Top critical review
Bohemian Rhapsody isn't the kingly biopic of Queen that it thinks it is.
29 October 2018
Bohemian Rhapsody isn't the kingly biopic of Queen that it thinks it is. Possibly the most frustrating cinema experience I've had all year. Why? Squandered potential. It's Queen. Quite possibly the biggest rock band to ever exist. Influential to millions. Idolised by thousands. The risks they took with their musicality and stage appearances were aspirational. And yet here we have a biopic that, whilst undoubtedly entertaining, just doesn't know what it wants to be. Chronicling the formation of Queen, Freddie Mercury rises to fame as their lead singer and soon starts clashing with the other band members. Malek singlehandedly saved this film. His performance was both transformative and engrossing, occasionally fully embodying Mercury's eccentric personality. The exaggerated false teeth did initially distract me, but these are diminished once the story starts to unfold. The other members were also well acted and certainly looked the part, particularly with the 70s hair styles. The whole plot intelligently culminates to the infamous Live Aid performance that shot Queen's reputation to stratospheric heights, which evidently is the greatest segment of this biopic. It allowed the music to come through and force Mercury's emotions to be conveyed through auditory senses. 'Bohemian Rhapsody' is deservedly one of the greatest songs of all time, and just the Live Aid performance alone showed its importance to Mercury and the band. It wants you to sing along, it wants you to tap your feet to the beat. It's infectious. It will leave you wanting to listen to their other fantastic songs. The development beforehand was well paced, nuanced and enjoyable to watch. However, there are two huge detriments to this biopic that lead to an underwhelming result. Bryan Singer's direction and McCarten's screenplay.

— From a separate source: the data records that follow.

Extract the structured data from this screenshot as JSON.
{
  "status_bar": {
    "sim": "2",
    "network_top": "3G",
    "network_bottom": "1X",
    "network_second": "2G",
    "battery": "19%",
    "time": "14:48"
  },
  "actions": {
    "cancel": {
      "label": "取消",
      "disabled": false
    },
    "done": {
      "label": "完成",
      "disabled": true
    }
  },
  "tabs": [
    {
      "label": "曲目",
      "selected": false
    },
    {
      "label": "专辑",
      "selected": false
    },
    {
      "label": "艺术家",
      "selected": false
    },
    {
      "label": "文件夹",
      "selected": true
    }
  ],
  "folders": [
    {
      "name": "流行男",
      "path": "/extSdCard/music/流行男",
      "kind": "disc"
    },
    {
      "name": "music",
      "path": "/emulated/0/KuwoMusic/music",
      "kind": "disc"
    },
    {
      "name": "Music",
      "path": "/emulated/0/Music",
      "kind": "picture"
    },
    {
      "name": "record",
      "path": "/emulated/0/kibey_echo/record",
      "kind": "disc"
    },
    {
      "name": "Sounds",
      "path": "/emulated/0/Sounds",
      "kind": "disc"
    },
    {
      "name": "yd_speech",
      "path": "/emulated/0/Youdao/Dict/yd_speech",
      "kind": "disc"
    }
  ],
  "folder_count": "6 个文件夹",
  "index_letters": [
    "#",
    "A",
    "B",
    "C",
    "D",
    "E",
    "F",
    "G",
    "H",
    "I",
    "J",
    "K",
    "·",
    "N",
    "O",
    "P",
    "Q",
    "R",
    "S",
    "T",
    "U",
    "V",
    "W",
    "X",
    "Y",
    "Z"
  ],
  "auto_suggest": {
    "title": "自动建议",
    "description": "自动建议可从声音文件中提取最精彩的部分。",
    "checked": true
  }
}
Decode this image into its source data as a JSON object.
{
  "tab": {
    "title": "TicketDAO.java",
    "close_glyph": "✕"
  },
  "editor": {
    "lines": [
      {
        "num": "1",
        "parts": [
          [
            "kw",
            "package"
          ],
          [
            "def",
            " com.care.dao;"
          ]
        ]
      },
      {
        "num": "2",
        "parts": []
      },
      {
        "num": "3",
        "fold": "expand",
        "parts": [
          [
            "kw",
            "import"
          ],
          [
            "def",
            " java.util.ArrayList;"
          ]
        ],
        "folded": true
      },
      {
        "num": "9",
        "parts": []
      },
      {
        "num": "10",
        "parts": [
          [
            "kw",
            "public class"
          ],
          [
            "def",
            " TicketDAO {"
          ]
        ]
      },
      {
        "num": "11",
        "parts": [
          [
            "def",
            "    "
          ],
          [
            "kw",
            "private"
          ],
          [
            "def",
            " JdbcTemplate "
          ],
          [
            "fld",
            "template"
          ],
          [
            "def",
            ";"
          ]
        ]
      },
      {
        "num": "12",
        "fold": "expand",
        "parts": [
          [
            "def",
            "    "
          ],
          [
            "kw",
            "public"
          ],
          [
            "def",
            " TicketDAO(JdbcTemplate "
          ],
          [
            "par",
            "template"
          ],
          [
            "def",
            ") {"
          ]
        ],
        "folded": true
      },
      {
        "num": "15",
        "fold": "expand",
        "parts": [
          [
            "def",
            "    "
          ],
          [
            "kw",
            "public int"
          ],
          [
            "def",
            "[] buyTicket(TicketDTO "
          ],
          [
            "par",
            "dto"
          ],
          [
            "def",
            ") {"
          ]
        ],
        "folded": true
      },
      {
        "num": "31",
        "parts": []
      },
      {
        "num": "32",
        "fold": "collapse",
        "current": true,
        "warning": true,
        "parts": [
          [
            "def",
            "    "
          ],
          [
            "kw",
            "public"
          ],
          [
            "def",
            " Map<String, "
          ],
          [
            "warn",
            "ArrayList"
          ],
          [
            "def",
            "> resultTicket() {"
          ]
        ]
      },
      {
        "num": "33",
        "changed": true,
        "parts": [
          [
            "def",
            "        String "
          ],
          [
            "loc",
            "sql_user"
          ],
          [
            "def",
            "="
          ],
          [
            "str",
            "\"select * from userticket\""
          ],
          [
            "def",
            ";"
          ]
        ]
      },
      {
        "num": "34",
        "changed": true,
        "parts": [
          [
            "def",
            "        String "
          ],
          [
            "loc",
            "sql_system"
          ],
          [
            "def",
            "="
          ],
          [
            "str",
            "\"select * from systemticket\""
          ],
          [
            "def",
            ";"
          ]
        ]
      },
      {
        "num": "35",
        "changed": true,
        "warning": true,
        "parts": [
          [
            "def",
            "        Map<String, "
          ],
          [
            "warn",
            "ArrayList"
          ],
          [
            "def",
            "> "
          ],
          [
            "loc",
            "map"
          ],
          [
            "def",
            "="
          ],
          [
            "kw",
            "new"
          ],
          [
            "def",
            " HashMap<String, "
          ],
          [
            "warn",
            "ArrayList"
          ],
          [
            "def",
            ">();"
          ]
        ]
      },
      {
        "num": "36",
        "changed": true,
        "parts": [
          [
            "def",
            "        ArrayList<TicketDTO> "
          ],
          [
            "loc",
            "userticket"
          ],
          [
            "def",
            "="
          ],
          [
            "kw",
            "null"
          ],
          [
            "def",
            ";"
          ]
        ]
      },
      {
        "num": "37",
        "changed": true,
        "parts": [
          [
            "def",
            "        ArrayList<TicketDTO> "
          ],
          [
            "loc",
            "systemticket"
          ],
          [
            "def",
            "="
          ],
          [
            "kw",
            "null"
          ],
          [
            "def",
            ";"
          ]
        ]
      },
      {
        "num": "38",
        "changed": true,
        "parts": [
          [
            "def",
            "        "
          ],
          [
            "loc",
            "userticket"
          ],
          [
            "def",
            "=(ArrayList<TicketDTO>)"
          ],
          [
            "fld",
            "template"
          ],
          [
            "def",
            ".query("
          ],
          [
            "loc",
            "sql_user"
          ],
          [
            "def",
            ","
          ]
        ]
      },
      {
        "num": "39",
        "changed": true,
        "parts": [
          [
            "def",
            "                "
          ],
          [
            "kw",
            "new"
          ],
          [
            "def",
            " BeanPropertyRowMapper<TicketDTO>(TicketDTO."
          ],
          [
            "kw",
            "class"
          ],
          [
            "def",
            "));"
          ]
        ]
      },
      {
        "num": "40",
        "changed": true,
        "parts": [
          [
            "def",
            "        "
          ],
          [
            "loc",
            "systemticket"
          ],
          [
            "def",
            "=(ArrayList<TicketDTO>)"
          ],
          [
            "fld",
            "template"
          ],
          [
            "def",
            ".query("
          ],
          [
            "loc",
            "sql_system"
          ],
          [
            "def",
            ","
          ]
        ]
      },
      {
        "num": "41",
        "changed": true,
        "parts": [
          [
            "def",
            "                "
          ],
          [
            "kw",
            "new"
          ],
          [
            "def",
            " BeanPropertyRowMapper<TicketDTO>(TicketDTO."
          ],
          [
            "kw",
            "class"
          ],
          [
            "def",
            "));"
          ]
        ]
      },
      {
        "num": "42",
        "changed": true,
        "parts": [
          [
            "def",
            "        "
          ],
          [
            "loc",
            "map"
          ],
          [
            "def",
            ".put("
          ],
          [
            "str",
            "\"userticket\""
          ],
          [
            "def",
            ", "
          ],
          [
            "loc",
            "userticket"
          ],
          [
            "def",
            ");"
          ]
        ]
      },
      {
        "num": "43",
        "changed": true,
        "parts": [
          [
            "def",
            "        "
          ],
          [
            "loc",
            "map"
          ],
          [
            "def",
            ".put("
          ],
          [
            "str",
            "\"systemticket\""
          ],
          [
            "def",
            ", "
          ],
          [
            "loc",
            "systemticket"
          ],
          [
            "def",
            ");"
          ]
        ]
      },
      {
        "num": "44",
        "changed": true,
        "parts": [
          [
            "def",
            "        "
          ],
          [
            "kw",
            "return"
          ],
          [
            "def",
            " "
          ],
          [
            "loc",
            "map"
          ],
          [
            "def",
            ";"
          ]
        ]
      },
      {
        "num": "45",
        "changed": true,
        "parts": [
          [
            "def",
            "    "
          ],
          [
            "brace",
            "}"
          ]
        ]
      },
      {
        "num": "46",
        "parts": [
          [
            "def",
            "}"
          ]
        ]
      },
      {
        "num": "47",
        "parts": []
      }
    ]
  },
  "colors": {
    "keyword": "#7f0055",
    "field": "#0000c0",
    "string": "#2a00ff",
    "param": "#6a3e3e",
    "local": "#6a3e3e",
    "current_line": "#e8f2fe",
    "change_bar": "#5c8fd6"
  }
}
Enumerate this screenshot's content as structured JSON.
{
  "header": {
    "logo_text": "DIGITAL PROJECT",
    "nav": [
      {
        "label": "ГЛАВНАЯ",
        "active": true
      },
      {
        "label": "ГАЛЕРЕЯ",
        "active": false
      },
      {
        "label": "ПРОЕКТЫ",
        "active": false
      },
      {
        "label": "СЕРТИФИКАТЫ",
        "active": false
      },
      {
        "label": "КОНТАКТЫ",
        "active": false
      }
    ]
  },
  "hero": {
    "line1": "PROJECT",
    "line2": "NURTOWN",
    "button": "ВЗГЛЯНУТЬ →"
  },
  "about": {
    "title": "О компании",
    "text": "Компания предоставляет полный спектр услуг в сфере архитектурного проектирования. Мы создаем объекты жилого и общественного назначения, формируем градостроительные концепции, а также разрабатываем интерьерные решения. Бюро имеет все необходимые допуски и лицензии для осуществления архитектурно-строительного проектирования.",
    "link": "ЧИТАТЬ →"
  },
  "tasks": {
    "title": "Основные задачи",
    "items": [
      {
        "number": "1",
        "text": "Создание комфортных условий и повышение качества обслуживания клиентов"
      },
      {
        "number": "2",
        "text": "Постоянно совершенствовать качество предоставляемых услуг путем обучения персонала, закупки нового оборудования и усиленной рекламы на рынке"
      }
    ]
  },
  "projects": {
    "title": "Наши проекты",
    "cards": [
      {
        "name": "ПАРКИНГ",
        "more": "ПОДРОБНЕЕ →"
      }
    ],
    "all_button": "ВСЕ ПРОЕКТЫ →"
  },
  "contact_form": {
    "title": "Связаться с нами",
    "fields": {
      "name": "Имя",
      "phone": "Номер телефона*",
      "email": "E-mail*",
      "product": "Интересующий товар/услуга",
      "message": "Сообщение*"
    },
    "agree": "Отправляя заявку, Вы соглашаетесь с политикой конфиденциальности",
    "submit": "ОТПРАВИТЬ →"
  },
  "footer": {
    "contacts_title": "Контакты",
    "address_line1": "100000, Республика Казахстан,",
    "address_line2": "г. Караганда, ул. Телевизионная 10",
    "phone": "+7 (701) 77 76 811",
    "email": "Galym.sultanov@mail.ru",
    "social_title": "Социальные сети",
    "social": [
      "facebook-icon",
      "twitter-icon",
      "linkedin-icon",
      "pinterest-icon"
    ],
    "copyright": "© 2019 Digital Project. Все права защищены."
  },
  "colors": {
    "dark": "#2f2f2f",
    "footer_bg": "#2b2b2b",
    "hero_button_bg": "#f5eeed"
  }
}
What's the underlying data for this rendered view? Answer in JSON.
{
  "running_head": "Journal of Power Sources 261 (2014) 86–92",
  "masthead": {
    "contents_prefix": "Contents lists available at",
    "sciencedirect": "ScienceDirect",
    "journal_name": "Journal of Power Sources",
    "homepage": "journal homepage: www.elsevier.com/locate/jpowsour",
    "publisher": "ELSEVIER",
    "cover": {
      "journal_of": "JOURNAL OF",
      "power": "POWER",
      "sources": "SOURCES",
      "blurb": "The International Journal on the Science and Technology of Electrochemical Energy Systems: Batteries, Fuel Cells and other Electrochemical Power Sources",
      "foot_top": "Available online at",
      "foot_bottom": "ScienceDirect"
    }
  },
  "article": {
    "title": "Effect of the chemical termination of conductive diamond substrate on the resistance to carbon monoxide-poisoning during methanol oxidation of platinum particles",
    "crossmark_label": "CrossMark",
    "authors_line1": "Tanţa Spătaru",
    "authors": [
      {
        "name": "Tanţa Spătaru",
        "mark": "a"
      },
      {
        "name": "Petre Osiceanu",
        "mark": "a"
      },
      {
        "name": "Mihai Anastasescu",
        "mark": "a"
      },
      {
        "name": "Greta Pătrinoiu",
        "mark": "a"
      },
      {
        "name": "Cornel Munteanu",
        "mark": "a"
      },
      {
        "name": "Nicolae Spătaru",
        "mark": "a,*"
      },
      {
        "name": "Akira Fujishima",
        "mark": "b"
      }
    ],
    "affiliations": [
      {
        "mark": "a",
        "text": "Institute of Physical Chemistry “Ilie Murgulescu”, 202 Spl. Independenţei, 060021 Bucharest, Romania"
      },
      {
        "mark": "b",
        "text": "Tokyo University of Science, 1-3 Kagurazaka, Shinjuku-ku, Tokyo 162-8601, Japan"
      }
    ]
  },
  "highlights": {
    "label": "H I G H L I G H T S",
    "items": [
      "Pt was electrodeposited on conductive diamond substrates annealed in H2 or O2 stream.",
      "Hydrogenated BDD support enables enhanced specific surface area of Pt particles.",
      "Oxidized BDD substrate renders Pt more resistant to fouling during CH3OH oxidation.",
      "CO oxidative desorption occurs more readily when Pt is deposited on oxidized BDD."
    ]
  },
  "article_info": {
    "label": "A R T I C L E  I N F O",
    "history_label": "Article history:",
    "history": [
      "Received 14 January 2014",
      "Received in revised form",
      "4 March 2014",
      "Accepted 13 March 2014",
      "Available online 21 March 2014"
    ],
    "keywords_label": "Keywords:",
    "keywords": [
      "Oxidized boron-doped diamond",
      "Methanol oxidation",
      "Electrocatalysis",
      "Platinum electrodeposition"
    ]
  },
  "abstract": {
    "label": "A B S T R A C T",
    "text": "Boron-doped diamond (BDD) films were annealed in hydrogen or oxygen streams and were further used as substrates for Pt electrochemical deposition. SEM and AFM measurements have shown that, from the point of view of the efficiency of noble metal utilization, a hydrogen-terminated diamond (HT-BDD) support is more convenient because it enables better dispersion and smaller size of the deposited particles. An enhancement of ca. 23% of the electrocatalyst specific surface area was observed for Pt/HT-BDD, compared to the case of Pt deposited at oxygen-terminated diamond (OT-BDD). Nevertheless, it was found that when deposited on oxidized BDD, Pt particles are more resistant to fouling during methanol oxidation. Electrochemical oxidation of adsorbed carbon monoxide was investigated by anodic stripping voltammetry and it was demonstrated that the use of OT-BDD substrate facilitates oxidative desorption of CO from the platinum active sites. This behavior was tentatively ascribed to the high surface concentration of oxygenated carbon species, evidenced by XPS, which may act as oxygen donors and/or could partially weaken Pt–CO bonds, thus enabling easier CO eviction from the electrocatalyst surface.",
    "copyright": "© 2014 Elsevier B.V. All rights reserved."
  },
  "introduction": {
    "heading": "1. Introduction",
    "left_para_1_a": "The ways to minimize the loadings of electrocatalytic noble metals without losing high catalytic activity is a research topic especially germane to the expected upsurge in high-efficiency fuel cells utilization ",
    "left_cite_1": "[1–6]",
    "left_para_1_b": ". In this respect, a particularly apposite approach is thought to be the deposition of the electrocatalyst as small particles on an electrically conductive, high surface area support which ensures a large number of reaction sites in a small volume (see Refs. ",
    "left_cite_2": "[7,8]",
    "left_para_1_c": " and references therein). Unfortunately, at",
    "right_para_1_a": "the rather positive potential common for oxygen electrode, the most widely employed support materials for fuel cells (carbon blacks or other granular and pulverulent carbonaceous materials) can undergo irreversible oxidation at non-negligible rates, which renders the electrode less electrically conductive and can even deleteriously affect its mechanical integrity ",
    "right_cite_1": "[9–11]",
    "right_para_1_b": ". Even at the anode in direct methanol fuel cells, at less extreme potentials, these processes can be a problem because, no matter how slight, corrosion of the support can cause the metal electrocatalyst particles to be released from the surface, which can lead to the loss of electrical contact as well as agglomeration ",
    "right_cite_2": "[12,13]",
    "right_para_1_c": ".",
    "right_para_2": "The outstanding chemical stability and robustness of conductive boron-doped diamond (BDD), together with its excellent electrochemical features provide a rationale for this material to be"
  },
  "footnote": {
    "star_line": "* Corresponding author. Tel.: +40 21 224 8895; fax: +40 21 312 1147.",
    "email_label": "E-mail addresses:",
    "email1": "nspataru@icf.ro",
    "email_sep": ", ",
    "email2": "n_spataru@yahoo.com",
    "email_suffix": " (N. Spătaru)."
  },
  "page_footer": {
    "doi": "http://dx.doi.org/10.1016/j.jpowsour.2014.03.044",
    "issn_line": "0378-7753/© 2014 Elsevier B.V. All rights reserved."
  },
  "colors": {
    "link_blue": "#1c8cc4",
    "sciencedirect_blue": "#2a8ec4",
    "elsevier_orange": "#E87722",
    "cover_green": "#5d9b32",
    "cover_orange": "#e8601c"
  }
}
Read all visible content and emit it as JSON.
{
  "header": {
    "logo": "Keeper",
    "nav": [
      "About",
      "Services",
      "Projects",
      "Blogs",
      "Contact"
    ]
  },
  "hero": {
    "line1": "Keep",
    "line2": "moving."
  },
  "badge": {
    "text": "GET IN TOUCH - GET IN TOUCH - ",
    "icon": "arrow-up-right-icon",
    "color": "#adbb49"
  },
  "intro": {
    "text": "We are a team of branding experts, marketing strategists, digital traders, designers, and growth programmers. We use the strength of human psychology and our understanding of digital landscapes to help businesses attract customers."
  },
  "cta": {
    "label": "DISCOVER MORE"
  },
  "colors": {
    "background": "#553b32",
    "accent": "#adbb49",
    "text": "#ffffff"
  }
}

Singer is unsure what angle to use to portray Mercury. He had a big career, with personal failures equalling his musical successes. Yet Singer attempts to balance the narrative with Mercury's life and what is essentially Queen's greatest hits. The two do not marinate seamlessly. Is it a Queen tribute? Or a Freddie Mercury biopic? Can it be both? Yes it can. But this is not substantial enough. The band has so much history and acute details that were glossed over in this film, ultimately feeling rushed. The time shifts range from a month to five years. Singer attempts to tackle too much, and it shows. In the first twenty minutes, they've already conceived their first album! That's ludicrous. Then we come to the screenplay. I'm sure Brian May and Roger Taylor's inclusion in this production somewhat hindered the telling of the band's history. It's completely sanitised. The often comedic dialogue juxtaposes the tonal shift of Mercury's eventual loneliness and battle with AIDS. There is literally a scene of Mercury contemplating the idea of conceptualising a solo career, only for the proceeding scene to joyfully create 'Another One Bites The Dust'. The script tries too hard at being a crowd pleaser, that the more important issues are diluted and consequently forms a tonal shift. Sure it allows Malek to show off his acting ability, but at what cost? There's no emotional resonance. Nothing feels memorable. It's a shame, as this could've been an excellent biopic. However the mediocre directing and script really hindered the emotional investment required to make this a successful trip down memory lane. It's a biopic that general audiences will enjoy, it's just not the biopic I wanted.